“There is a desire to change this and introduce electronic records to improve both healthcare and accountability. Some companies, even those unrelated to the medical sector, are seeking to partner with non-governmental organisations to fund the development of e-health records for medical companies.”
Businesses can unlock growth through cross-region collaboration
Medtech isn’t the only area where cross-region co-operation will be key to unlocking growth opportunities. APAC has an extraordinary capability for collaboration and sharing funds, skills and services across the region. This presents diverse opportunities for businesses.
Mr Price explains, “We’re seeing Australian providers look to deliver services across Asia. And institutional investors from elsewhere are looking to invest in the Australian market to learn what we do and how we do it, with the view to exporting these ideas back to other countries.”
He cites the example of Bolton-Clark, a large Australian not-for-profit organisation that is working with provincial Chinese governments to advise on the development and management of aged-care facilities.
“They've done it very effectively,” says Mr Price. “Bolton-Clark takes a management lead and provides expertise, training, education and some clinical oversight on how services are set up.”
Seize the opportunities as demand continues to grow
With APAC’s ageing population ever increasing, health and medtech businesses are leading the way in providing cutting-edge solutions to the ageing crisis. This challenge is not limited to APAC and the rest of the world is watching.
How the region approaches caring for the elderly and rebalancing its economies will inform other regions and sectors. The one certainty is that demand will only grow, creating rich opportunities for business disruptors.

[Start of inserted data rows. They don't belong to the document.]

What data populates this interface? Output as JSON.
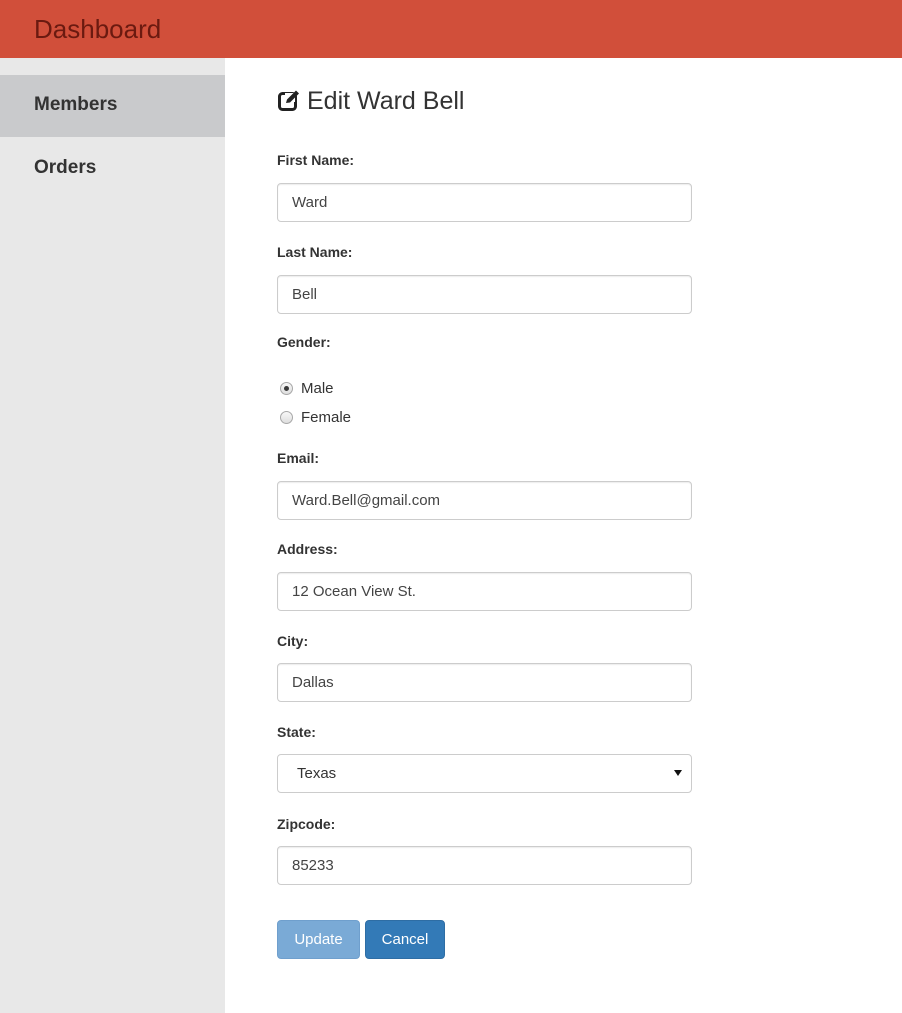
{
  "header": {
    "brand": "Dashboard"
  },
  "sidebar": {
    "items": [
      {
        "label": "Members",
        "active": true
      },
      {
        "label": "Orders",
        "active": false
      }
    ]
  },
  "main": {
    "title": "Edit Ward Bell",
    "title_icon": "edit-icon",
    "form": {
      "first_name": {
        "label": "First Name:",
        "value": "Ward"
      },
      "last_name": {
        "label": "Last Name:",
        "value": "Bell"
      },
      "gender": {
        "label": "Gender:",
        "options": [
          {
            "label": "Male",
            "checked": true
          },
          {
            "label": "Female",
            "checked": false
          }
        ]
      },
      "email": {
        "label": "Email:",
        "value": "Ward.Bell@gmail.com"
      },
      "address": {
        "label": "Address:",
        "value": "12 Ocean View St."
      },
      "city": {
        "label": "City:",
        "value": "Dallas"
      },
      "state": {
        "label": "State:",
        "value": "Texas"
      },
      "zipcode": {
        "label": "Zipcode:",
        "value": "85233"
      }
    },
    "buttons": {
      "update": "Update",
      "cancel": "Cancel"
    }
  },
  "colors": {
    "header_bg": "#d14f3a",
    "brand_text": "#6b1a10",
    "sidebar_bg": "#e8e8e8",
    "sidebar_active_bg": "#c9cacc",
    "primary": "#337ab7",
    "primary_disabled": "#7aaad6"
  }
}
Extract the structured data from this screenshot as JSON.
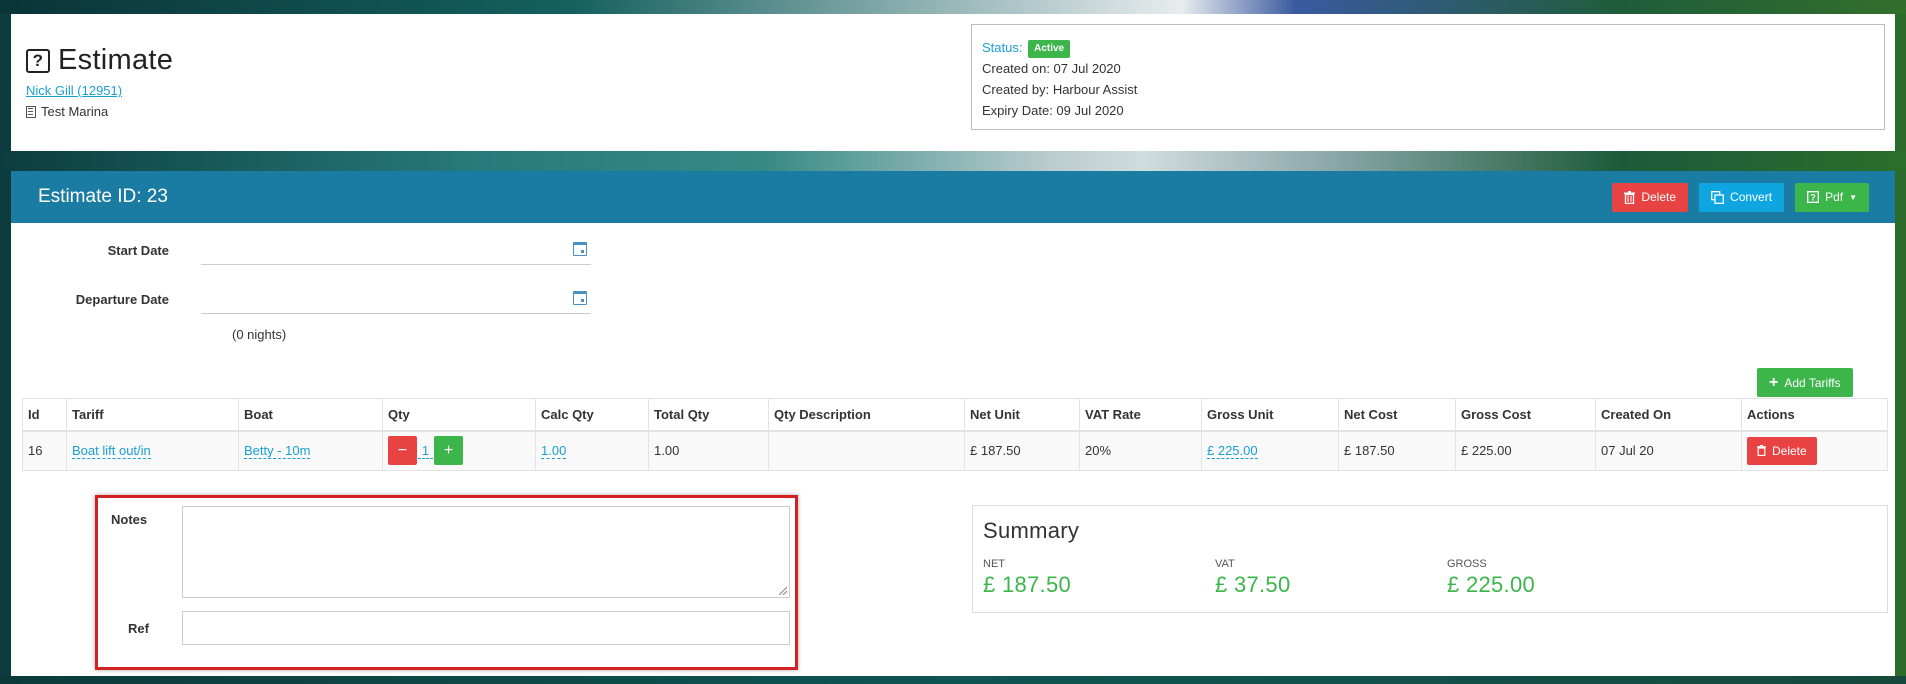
{
  "header": {
    "title": "Estimate",
    "customer_link": "Nick Gill (12951)",
    "marina": "Test Marina"
  },
  "status_box": {
    "status_label": "Status:",
    "status_value": "Active",
    "created_on": "Created on: 07 Jul 2020",
    "created_by": "Created by: Harbour Assist",
    "expiry_date": "Expiry Date: 09 Jul 2020"
  },
  "panel": {
    "title": "Estimate ID: 23",
    "buttons": {
      "delete": "Delete",
      "convert": "Convert",
      "pdf": "Pdf"
    }
  },
  "form": {
    "start_date_label": "Start Date",
    "start_date_value": "",
    "departure_date_label": "Departure Date",
    "departure_date_value": "",
    "nights": "(0 nights)"
  },
  "add_tariffs_label": "Add Tariffs",
  "table": {
    "columns": [
      "Id",
      "Tariff",
      "Boat",
      "Qty",
      "Calc Qty",
      "Total Qty",
      "Qty Description",
      "Net Unit",
      "VAT Rate",
      "Gross Unit",
      "Net Cost",
      "Gross Cost",
      "Created On",
      "Actions"
    ],
    "rows": [
      {
        "id": "16",
        "tariff": "Boat lift out/in",
        "boat": "Betty - 10m",
        "qty": "1",
        "calc_qty": "1.00",
        "total_qty": "1.00",
        "qty_description": "",
        "net_unit": "£ 187.50",
        "vat_rate": "20%",
        "gross_unit": "£ 225.00",
        "net_cost": "£ 187.50",
        "gross_cost": "£ 225.00",
        "created_on": "07 Jul 20",
        "action_delete": "Delete"
      }
    ]
  },
  "notes": {
    "notes_label": "Notes",
    "notes_value": "",
    "ref_label": "Ref",
    "ref_value": ""
  },
  "summary": {
    "title": "Summary",
    "net_label": "NET",
    "net_value": "£ 187.50",
    "vat_label": "VAT",
    "vat_value": "£ 37.50",
    "gross_label": "GROSS",
    "gross_value": "£ 225.00"
  },
  "colors": {
    "primary_blue": "#1a7ba3",
    "link_blue": "#1a9fd4",
    "danger_red": "#e84343",
    "success_green": "#3cb54a",
    "highlight_red": "#d42222"
  }
}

Darrell Price, principal and national head of health and aged care, Grant Thornton Australia
Shoichiro Mitani, partner, Grant Thornton Japan
Ian Pascoe, managing partner, Grant Thornton Thailand